As with most heritage buildings, maintenance and restoration work of the cathedral is an ongoing concern and depends in large part on the stewardship and generous support of parishioners and friends. 

Major structural work has never been done on the edifice.  The projected seismic upgrades alone will come at an enormous financial cost.  Work must be done to ensure this inestimable treasure will be around for generations to come. 

Donations to preserve, protect and restore historic Holy Rosary Cathedral may be made through the donate button on the cathedral website: (http://www.holyrosarycathedral.org/cathedral-renovation/).

Future plans will also include interior decoration, perhaps even colourful azure toned neo-Gothic stencil work on interior walls, continuing the pattern of vertical quatrefoil flower stencilling bands already seen in the present chancel, near the altar.

In the stress of downtown life, in the chaos of daily living and work, amid the clamorous demands of the ego and the flesh, Holy Rosary Cathedral extends an invitation for all to wait on God. 

The cathedral is a permanent stone structure that belongs to always rather than now.  It is for sojourners in time, where eternity is true habitat.  It points to the heavens, sending an important message: it is in vain that people seek within themselves the cure to all their miseries.   

To look for God, Pascal writes, is to find him. He is sure to come.  His presence falls like a comforting shadow, and then we are at peace.  This shadow is the downtown cathedral. 

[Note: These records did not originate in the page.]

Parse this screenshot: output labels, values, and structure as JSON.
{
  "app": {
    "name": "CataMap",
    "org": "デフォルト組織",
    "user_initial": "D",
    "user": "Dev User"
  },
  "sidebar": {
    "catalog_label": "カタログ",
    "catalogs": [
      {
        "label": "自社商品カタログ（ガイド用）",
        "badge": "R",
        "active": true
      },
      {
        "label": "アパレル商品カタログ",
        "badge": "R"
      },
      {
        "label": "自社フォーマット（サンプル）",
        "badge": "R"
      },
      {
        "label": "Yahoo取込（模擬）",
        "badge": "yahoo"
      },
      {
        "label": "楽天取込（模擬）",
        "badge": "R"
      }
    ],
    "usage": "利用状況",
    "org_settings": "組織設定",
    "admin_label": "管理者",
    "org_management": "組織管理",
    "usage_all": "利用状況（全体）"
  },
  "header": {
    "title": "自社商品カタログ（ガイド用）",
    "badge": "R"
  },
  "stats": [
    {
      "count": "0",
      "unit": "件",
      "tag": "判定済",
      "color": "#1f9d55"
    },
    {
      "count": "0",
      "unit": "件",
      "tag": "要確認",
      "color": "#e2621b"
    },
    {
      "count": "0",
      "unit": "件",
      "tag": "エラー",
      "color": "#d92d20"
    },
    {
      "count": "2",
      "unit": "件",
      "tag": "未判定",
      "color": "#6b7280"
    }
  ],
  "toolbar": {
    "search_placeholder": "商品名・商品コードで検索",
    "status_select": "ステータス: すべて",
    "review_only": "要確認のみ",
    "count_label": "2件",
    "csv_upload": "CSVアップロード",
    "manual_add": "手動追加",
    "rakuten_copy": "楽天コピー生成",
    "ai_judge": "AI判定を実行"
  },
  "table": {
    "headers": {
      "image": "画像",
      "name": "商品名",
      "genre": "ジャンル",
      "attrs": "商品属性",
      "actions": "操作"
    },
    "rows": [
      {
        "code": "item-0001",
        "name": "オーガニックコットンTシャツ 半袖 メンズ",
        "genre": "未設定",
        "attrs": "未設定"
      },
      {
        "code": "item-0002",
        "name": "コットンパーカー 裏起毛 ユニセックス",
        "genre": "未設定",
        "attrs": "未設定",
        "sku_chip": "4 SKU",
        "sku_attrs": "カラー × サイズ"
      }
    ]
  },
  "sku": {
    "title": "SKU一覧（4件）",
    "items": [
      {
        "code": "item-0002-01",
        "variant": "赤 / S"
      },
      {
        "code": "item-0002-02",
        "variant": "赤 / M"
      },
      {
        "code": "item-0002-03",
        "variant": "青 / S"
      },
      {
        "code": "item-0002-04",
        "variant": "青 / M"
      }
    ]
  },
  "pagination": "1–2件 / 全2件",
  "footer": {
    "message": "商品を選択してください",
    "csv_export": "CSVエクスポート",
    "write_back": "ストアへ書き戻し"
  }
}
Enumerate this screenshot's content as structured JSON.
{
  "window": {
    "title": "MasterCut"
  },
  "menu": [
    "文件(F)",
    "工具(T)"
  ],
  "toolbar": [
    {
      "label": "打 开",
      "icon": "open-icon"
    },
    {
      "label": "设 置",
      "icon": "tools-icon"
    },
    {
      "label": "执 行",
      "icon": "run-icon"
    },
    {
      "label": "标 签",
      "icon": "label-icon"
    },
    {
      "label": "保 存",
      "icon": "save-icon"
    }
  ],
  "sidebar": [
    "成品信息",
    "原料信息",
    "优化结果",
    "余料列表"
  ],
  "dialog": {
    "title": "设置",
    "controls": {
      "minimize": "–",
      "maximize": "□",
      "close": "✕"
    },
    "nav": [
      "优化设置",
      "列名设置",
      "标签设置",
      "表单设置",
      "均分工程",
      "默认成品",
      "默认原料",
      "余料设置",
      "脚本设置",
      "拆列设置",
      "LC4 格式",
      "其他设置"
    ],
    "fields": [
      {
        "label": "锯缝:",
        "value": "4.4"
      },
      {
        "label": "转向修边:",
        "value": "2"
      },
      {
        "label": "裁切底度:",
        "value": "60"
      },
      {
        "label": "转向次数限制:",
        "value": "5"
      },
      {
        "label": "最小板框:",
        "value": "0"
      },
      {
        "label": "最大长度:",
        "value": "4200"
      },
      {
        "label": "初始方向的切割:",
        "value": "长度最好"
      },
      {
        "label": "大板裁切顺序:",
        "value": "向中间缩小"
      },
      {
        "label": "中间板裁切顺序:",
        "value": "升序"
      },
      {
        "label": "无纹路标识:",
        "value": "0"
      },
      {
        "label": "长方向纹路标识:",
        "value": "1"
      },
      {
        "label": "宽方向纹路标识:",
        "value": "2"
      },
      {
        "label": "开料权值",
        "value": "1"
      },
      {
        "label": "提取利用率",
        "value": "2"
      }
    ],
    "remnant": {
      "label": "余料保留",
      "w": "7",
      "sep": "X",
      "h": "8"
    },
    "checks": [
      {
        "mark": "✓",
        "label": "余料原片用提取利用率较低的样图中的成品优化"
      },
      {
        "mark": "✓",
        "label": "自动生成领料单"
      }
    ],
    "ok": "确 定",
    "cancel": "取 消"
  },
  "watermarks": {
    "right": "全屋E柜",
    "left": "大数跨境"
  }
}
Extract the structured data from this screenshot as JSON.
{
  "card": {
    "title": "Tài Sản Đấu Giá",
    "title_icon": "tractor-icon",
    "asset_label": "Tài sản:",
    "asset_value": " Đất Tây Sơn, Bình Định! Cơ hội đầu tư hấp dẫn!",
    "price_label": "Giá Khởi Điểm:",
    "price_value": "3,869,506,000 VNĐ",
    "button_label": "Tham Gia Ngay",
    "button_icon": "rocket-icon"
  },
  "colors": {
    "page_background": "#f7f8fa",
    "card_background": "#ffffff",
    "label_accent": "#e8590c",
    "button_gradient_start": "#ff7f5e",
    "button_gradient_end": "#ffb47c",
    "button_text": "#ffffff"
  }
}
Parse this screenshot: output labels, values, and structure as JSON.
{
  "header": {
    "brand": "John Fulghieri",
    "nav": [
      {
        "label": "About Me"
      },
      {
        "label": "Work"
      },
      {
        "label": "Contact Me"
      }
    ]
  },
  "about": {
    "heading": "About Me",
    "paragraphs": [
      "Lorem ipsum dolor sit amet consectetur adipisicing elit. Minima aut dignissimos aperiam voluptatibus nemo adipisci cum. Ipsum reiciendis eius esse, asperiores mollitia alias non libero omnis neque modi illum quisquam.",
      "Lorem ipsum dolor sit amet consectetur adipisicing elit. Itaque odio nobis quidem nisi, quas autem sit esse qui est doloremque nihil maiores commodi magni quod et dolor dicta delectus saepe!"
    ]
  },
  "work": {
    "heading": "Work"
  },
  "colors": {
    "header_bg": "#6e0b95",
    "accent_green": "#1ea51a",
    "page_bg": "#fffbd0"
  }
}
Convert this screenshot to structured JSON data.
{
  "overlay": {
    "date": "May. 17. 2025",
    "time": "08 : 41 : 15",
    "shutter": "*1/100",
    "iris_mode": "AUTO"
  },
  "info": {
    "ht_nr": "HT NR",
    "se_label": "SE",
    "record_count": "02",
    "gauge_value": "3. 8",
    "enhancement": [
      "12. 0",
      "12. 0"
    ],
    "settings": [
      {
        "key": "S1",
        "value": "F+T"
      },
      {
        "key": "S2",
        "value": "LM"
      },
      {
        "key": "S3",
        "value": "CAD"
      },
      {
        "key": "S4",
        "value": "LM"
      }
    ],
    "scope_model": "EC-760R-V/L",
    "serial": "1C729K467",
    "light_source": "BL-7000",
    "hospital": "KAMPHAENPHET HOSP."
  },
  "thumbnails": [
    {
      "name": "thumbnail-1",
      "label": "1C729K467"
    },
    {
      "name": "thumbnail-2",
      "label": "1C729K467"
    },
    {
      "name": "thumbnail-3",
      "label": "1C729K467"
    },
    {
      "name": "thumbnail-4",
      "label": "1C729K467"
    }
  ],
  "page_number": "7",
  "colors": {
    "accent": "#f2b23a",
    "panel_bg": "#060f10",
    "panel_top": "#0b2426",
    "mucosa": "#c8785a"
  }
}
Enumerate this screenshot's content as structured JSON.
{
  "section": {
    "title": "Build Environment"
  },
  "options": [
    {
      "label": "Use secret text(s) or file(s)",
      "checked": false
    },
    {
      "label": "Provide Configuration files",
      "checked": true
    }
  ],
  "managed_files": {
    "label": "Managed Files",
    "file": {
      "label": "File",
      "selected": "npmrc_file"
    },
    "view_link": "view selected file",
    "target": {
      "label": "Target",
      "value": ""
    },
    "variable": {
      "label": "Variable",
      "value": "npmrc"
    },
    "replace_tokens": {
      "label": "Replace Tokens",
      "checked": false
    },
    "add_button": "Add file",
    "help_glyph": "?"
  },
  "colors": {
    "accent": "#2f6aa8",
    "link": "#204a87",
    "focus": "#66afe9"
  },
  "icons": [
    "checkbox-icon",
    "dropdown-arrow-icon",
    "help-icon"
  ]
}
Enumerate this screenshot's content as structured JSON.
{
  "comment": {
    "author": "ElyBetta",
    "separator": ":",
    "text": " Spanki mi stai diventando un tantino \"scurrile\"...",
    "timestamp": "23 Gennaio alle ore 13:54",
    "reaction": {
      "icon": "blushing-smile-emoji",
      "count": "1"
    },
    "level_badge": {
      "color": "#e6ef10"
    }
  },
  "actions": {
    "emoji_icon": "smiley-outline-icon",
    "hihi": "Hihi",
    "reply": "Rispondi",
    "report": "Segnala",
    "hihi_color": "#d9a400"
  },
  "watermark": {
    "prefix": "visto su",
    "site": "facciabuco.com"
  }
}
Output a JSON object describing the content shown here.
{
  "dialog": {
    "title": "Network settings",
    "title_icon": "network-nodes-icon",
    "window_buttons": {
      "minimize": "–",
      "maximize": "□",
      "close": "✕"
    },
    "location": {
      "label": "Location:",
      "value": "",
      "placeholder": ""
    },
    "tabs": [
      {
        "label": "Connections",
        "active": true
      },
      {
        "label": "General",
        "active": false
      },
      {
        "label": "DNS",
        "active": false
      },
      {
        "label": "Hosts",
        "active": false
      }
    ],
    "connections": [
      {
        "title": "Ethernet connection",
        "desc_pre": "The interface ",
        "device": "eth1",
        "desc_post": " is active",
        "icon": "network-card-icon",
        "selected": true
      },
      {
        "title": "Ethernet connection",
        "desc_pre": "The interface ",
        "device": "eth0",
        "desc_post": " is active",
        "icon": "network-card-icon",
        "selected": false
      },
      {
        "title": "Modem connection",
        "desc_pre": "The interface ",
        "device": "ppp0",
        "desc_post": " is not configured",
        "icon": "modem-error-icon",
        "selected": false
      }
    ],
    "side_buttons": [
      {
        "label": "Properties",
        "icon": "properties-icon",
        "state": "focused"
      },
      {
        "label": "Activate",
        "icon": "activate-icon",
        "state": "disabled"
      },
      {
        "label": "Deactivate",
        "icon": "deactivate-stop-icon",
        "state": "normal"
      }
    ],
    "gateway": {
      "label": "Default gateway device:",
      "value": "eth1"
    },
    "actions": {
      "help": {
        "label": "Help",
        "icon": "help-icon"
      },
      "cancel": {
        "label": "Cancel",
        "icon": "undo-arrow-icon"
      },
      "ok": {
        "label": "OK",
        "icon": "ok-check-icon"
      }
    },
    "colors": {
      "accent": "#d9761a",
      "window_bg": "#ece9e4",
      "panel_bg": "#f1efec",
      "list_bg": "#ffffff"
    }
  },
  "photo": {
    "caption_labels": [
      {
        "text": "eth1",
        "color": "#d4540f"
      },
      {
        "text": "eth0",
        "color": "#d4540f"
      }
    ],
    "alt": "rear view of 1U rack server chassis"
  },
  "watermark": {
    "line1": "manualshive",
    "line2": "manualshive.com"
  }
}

J.P. Sonnen is a tour operator and history docent with Vancouver-based Orbis Catholicus Travel.